Mark Chambers markc at mail.com
Thu Oct 7 00:05:19 EST 2004

> >>
> >> that's definitely understandable.  it's just potentially confusing to
> >> have a structure's reserved chunks declared as some combination of
> >> uchar, ushort, uint and/or ulong, when it's obviously more
> >> comprehensible to make each reserved chunk a standard array of char
> >> whose size is obvious at a glance.
> >
> > Actually this might not be confusing, but making the code  easier  to
> > read,  to  understand,  and  maybe  one day to extend - remember that
> > these struct definitions are direct translations of Motorola provided
> > documentation - and I tend to  believe  that  the  chip  manufacturer
> > knows  more about the internals of his chips than you or me. One day,
> > a "uint reserved_xxx;" may turn into a new, shiny 32 bit register.
> it seems that, if that's good advice for patches, it should be good
> advice for the code proper.  i do appreciate your point, but if at
> some point, a shiny new register suddenly appears, that strikes me as
> a significant enough change that mods to the header file shouldn't be
> considered a big deal.
> anyway, just my $0.02.

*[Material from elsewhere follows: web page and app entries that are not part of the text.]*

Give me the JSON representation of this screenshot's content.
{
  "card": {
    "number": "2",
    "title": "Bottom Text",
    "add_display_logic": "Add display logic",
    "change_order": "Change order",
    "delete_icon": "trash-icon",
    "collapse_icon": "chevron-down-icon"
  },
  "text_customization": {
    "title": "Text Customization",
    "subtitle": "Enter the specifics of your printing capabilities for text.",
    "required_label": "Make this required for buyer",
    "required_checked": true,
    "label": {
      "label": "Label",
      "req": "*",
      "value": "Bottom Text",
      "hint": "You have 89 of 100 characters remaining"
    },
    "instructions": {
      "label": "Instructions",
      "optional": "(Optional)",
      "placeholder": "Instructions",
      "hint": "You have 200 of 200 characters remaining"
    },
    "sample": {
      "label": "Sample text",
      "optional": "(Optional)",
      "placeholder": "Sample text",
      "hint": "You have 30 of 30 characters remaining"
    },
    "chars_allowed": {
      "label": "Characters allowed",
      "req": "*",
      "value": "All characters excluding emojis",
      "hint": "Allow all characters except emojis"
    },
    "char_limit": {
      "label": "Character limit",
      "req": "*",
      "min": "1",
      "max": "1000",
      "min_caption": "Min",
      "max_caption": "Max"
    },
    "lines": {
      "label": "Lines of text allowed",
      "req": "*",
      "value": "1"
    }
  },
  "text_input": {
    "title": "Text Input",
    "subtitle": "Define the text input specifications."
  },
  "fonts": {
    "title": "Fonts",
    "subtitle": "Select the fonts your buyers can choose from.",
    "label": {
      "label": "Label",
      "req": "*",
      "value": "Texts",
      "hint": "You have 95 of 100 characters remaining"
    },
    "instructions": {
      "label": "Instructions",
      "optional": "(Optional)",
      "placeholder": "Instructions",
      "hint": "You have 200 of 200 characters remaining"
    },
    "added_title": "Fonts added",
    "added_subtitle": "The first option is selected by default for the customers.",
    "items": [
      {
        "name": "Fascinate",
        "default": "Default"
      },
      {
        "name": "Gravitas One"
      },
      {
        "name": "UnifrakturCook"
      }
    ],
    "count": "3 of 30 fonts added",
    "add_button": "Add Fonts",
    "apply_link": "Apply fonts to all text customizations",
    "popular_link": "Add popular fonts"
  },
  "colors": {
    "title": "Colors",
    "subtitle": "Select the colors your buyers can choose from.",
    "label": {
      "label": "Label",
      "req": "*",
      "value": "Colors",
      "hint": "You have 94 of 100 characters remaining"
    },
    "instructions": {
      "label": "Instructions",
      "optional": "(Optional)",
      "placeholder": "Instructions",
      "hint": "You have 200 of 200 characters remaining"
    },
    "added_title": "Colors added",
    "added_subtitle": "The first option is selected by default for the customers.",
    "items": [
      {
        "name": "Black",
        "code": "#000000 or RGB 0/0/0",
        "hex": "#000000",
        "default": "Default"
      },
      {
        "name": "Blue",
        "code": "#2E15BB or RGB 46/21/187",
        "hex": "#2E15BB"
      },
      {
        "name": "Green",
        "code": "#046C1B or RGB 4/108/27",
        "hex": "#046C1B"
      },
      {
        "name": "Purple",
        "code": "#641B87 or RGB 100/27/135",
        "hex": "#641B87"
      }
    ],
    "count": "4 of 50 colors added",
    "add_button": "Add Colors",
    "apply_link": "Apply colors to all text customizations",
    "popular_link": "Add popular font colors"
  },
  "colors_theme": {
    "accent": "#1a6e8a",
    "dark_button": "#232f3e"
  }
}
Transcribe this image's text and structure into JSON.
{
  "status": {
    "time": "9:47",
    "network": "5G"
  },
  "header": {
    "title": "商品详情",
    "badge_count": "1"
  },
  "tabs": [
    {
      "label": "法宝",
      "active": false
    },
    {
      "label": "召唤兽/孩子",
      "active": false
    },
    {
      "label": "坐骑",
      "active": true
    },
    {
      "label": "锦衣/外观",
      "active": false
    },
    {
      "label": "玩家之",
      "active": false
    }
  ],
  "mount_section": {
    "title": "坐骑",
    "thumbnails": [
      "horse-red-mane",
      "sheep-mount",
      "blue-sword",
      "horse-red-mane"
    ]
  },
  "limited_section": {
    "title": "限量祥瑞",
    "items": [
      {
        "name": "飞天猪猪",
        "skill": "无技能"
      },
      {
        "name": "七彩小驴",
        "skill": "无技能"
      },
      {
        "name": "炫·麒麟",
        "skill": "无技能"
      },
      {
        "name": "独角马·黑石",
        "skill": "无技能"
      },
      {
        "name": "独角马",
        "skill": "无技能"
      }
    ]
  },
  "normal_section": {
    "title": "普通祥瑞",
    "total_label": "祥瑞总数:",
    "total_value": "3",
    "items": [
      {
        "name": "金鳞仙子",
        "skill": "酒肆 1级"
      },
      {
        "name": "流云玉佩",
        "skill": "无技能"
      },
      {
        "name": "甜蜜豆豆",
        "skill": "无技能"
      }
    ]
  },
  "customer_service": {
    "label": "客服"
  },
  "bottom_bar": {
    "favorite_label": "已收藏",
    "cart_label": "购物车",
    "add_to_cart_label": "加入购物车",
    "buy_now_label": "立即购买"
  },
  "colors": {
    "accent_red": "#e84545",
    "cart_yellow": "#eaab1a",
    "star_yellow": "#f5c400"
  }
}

What about, "if it ain't broke, don't fix it".  If it were my code I
touch that stuff - at best you get pretty code, at worst you break
Remember, these aren't 'real' structures, they're just templates to make
I/O addressing come out right.  Wolfgang is likely right, that Motorola
created the structures based on what they know about the internal
decoding logic.  So if in the future one needs to add new registers you
again minimize the chance of breaking something by not rearranging
the arrays correctly.  Then again, if Motorola adds registers (or they
may already be there, but not documentented) they will probably
release a new header file, which you'll have to clean up all over

That's my two cents.

Mark C.

More information about the Linuxppc-embedded mailing list